Element data from apps and pages:
============================================================

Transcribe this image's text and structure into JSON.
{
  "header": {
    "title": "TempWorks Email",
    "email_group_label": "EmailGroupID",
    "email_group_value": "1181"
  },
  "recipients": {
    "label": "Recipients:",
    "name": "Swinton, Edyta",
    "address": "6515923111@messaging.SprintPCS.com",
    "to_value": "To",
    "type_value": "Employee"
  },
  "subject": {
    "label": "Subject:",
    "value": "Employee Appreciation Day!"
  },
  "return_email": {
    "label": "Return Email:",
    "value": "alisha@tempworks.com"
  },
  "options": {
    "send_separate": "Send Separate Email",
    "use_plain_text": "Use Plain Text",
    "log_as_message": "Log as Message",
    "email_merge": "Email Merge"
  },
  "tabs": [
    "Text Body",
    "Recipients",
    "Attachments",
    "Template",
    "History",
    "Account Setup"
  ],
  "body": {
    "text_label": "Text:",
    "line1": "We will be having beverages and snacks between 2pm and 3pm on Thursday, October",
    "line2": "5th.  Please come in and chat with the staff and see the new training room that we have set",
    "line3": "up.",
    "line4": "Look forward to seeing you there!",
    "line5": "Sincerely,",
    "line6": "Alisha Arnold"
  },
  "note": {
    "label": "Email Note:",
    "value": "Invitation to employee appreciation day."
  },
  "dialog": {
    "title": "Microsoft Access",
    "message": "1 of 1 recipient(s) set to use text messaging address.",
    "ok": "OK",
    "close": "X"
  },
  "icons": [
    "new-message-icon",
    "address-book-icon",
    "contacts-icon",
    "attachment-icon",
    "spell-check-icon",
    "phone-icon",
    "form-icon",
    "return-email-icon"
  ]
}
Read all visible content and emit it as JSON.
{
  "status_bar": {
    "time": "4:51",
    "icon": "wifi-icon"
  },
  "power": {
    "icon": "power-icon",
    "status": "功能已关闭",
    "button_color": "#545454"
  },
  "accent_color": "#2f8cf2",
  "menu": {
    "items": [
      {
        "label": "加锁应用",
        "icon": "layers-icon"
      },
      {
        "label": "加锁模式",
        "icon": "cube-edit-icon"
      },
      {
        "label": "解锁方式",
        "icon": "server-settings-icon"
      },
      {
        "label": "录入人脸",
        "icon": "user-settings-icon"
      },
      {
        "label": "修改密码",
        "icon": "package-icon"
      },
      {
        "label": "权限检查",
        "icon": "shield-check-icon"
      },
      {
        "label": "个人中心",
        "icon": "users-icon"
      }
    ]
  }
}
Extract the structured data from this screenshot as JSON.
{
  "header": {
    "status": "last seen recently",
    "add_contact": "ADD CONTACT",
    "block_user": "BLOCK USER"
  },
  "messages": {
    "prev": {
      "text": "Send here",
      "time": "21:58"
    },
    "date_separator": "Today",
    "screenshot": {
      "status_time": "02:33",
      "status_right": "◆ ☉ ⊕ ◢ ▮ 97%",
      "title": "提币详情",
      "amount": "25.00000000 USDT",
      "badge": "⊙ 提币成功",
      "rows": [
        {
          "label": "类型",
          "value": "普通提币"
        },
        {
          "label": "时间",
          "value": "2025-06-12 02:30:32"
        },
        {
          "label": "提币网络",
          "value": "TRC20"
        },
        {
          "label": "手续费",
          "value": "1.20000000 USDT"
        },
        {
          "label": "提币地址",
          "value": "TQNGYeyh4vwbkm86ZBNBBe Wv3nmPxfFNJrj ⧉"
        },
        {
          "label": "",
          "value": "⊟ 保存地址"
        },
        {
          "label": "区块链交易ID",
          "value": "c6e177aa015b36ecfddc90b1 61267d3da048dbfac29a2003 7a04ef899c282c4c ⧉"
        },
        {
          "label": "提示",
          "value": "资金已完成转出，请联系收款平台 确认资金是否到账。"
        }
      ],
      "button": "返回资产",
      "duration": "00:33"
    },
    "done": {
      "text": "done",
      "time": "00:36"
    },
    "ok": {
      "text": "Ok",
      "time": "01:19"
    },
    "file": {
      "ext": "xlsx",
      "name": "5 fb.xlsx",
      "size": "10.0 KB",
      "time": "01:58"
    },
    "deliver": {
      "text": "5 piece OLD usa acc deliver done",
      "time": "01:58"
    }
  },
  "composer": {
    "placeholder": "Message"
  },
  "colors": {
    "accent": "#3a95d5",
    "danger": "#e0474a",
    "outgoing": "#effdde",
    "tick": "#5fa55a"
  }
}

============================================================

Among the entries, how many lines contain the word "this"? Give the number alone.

2